Required action:
Print all the records exactly, please.

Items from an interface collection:

┏━━

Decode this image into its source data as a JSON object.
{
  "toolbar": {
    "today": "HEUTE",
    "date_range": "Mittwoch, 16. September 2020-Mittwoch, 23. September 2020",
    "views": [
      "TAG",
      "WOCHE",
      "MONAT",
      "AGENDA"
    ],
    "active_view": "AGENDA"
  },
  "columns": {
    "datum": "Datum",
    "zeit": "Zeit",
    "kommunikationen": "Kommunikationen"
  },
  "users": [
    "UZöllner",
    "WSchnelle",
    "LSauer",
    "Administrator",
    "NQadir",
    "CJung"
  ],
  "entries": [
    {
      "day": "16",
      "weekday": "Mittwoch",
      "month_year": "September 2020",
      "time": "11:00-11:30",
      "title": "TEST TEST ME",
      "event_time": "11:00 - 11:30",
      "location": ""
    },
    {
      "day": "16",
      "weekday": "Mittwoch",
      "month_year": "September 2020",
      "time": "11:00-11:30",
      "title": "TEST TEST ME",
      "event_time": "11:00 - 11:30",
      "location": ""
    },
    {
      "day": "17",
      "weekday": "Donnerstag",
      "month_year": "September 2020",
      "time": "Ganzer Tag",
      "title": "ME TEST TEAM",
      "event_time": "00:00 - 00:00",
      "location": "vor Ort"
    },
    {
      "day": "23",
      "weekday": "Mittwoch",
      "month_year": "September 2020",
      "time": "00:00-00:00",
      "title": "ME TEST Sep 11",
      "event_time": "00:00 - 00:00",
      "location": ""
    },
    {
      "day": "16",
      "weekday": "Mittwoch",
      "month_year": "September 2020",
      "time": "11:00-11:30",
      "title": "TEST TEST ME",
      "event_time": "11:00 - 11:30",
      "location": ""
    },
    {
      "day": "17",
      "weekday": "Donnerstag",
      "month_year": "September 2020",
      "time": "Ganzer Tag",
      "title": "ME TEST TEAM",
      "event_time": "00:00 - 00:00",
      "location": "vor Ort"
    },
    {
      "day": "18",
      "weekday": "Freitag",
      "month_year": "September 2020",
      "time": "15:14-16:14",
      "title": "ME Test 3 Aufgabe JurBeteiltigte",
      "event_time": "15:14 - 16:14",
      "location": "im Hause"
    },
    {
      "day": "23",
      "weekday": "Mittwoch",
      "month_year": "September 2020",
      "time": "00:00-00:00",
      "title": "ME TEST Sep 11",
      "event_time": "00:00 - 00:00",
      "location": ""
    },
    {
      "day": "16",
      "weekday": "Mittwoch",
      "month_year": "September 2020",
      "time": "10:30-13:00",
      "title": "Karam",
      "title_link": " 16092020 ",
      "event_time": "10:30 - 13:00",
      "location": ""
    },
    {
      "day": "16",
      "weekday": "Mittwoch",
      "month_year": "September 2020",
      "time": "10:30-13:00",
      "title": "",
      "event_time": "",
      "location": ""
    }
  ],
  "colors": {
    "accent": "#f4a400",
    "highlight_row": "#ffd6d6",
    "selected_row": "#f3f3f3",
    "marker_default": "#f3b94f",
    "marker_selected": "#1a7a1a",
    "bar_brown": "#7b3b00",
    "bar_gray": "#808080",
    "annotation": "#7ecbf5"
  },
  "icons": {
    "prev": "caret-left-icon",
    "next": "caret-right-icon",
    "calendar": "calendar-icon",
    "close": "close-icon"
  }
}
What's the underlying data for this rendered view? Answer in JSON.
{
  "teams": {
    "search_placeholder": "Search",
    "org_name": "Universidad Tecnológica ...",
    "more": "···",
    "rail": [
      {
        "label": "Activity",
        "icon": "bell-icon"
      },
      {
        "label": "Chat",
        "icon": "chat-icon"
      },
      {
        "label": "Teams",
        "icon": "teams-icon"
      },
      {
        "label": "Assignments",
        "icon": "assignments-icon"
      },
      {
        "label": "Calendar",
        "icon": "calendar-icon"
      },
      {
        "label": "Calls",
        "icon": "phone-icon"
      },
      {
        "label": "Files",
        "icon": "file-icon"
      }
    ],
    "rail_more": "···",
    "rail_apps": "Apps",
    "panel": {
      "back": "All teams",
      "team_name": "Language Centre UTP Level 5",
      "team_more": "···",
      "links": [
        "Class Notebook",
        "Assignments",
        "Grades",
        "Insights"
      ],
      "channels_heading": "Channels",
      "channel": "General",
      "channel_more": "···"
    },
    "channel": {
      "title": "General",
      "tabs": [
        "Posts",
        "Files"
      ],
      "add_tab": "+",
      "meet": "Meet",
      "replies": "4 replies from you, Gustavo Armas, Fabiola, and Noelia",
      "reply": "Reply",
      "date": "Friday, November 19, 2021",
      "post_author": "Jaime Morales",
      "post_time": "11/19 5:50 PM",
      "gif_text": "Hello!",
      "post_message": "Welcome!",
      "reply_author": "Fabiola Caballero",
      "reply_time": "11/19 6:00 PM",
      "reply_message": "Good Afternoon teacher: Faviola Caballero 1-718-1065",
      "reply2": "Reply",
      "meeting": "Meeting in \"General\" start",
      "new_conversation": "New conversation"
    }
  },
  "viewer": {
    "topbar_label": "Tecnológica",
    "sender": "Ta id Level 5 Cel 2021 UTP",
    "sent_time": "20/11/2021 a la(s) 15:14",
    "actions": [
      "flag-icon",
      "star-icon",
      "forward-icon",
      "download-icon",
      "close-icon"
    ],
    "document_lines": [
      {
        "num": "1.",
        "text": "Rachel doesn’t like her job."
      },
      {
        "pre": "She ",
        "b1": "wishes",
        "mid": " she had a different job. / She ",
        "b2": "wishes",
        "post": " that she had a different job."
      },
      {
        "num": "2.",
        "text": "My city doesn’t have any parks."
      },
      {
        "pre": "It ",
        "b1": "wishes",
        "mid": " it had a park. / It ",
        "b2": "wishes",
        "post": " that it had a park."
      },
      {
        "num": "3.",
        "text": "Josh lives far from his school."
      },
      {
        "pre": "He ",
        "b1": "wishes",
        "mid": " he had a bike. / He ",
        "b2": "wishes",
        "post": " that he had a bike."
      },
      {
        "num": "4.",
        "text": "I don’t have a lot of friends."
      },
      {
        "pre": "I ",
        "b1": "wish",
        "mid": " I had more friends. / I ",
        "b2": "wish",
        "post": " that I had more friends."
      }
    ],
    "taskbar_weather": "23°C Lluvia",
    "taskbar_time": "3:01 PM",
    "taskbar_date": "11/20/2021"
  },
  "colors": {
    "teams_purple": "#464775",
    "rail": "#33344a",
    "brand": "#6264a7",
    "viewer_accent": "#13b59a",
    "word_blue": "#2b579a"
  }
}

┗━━

Task answer:
Decode this image into its source data as a JSON object.
{
  "toolbar": {
    "today": "HEUTE",
    "date_range": "Mittwoch, 16. September 2020-Mittwoch, 23. September 2020",
    "views": [
      "TAG",
      "WOCHE",
      "MONAT",
      "AGENDA"
    ],
    "active_view": "AGENDA"
  },
  "columns": {
    "datum": "Datum",
    "zeit": "Zeit",
    "kommunikationen": "Kommunikationen"
  },
  "users": [
    "UZöllner",
    "WSchnelle",
    "LSauer",
    "Administrator",
    "NQadir",
    "CJung"
  ],
  "entries": [
    {
      "day": "16",
      "weekday": "Mittwoch",
      "month_year": "September 2020",
      "time": "11:00-11:30",
      "title": "TEST TEST ME",
      "event_time": "11:00 - 11:30",
      "location": ""
    },
    {
      "day": "16",
      "weekday": "Mittwoch",
      "month_year": "September 2020",
      "time": "11:00-11:30",
      "title": "TEST TEST ME",
      "event_time": "11:00 - 11:30",
      "location": ""
    },
    {
      "day": "17",
      "weekday": "Donnerstag",
      "month_year": "September 2020",
      "time": "Ganzer Tag",
      "title": "ME TEST TEAM",
      "event_time": "00:00 - 00:00",
      "location": "vor Ort"
    },
    {
      "day": "23",
      "weekday": "Mittwoch",
      "month_year": "September 2020",
      "time": "00:00-00:00",
      "title": "ME TEST Sep 11",
      "event_time": "00:00 - 00:00",
      "location": ""
    },
    {
      "day": "16",
      "weekday": "Mittwoch",
      "month_year": "September 2020",
      "time": "11:00-11:30",
      "title": "TEST TEST ME",
      "event_time": "11:00 - 11:30",
      "location": ""
    },
    {
      "day": "17",
      "weekday": "Donnerstag",
      "month_year": "September 2020",
      "time": "Ganzer Tag",
      "title": "ME TEST TEAM",
      "event_time": "00:00 - 00:00",
      "location": "vor Ort"
    },
    {
      "day": "18",
      "weekday": "Freitag",
      "month_year": "September 2020",
      "time": "15:14-16:14",
      "title": "ME Test 3 Aufgabe JurBeteiltigte",
      "event_time": "15:14 - 16:14",
      "location": "im Hause"
    },
    {
      "day": "23",
      "weekday": "Mittwoch",
      "month_year": "September 2020",
      "time": "00:00-00:00",
      "title": "ME TEST Sep 11",
      "event_time": "00:00 - 00:00",
      "location": ""
    },
    {
      "day": "16",
      "weekday": "Mittwoch",
      "month_year": "September 2020",
      "time": "10:30-13:00",
      "title": "Karam",
      "title_link": " 16092020 ",
      "event_time": "10:30 - 13:00",
      "location": ""
    },
    {
      "day": "16",
      "weekday": "Mittwoch",
      "month_year": "September 2020",
      "time": "10:30-13:00",
      "title": "",
      "event_time": "",
      "location": ""
    }
  ],
  "colors": {
    "accent": "#f4a400",
    "highlight_row": "#ffd6d6",
    "selected_row": "#f3f3f3",
    "marker_default": "#f3b94f",
    "marker_selected": "#1a7a1a",
    "bar_brown": "#7b3b00",
    "bar_gray": "#808080",
    "annotation": "#7ecbf5"
  },
  "icons": {
    "prev": "caret-left-icon",
    "next": "caret-right-icon",
    "calendar": "calendar-icon",
    "close": "close-icon"
  }
}
What's the underlying data for this rendered view? Answer in JSON.
{
  "teams": {
    "search_placeholder": "Search",
    "org_name": "Universidad Tecnológica ...",
    "more": "···",
    "rail": [
      {
        "label": "Activity",
        "icon": "bell-icon"
      },
      {
        "label": "Chat",
        "icon": "chat-icon"
      },
      {
        "label": "Teams",
        "icon": "teams-icon"
      },
      {
        "label": "Assignments",
        "icon": "assignments-icon"
      },
      {
        "label": "Calendar",
        "icon": "calendar-icon"
      },
      {
        "label": "Calls",
        "icon": "phone-icon"
      },
      {
        "label": "Files",
        "icon": "file-icon"
      }
    ],
    "rail_more": "···",
    "rail_apps": "Apps",
    "panel": {
      "back": "All teams",
      "team_name": "Language Centre UTP Level 5",
      "team_more": "···",
      "links": [
        "Class Notebook",
        "Assignments",
        "Grades",
        "Insights"
      ],
      "channels_heading": "Channels",
      "channel": "General",
      "channel_more": "···"
    },
    "channel": {
      "title": "General",
      "tabs": [
        "Posts",
        "Files"
      ],
      "add_tab": "+",
      "meet": "Meet",
      "replies": "4 replies from you, Gustavo Armas, Fabiola, and Noelia",
      "reply": "Reply",
      "date": "Friday, November 19, 2021",
      "post_author": "Jaime Morales",
      "post_time": "11/19 5:50 PM",
      "gif_text": "Hello!",
      "post_message": "Welcome!",
      "reply_author": "Fabiola Caballero",
      "reply_time": "11/19 6:00 PM",
      "reply_message": "Good Afternoon teacher: Faviola Caballero 1-718-1065",
      "reply2": "Reply",
      "meeting": "Meeting in \"General\" start",
      "new_conversation": "New conversation"
    }
  },
  "viewer": {
    "topbar_label": "Tecnológica",
    "sender": "Ta id Level 5 Cel 2021 UTP",
    "sent_time": "20/11/2021 a la(s) 15:14",
    "actions": [
      "flag-icon",
      "star-icon",
      "forward-icon",
      "download-icon",
      "close-icon"
    ],
    "document_lines": [
      {
        "num": "1.",
        "text": "Rachel doesn’t like her job."
      },
      {
        "pre": "She ",
        "b1": "wishes",
        "mid": " she had a different job. / She ",
        "b2": "wishes",
        "post": " that she had a different job."
      },
      {
        "num": "2.",
        "text": "My city doesn’t have any parks."
      },
      {
        "pre": "It ",
        "b1": "wishes",
        "mid": " it had a park. / It ",
        "b2": "wishes",
        "post": " that it had a park."
      },
      {
        "num": "3.",
        "text": "Josh lives far from his school."
      },
      {
        "pre": "He ",
        "b1": "wishes",
        "mid": " he had a bike. / He ",
        "b2": "wishes",
        "post": " that he had a bike."
      },
      {
        "num": "4.",
        "text": "I don’t have a lot of friends."
      },
      {
        "pre": "I ",
        "b1": "wish",
        "mid": " I had more friends. / I ",
        "b2": "wish",
        "post": " that I had more friends."
      }
    ],
    "taskbar_weather": "23°C Lluvia",
    "taskbar_time": "3:01 PM",
    "taskbar_date": "11/20/2021"
  },
  "colors": {
    "teams_purple": "#464775",
    "rail": "#33344a",
    "brand": "#6264a7",
    "viewer_accent": "#13b59a",
    "word_blue": "#2b579a"
  }
}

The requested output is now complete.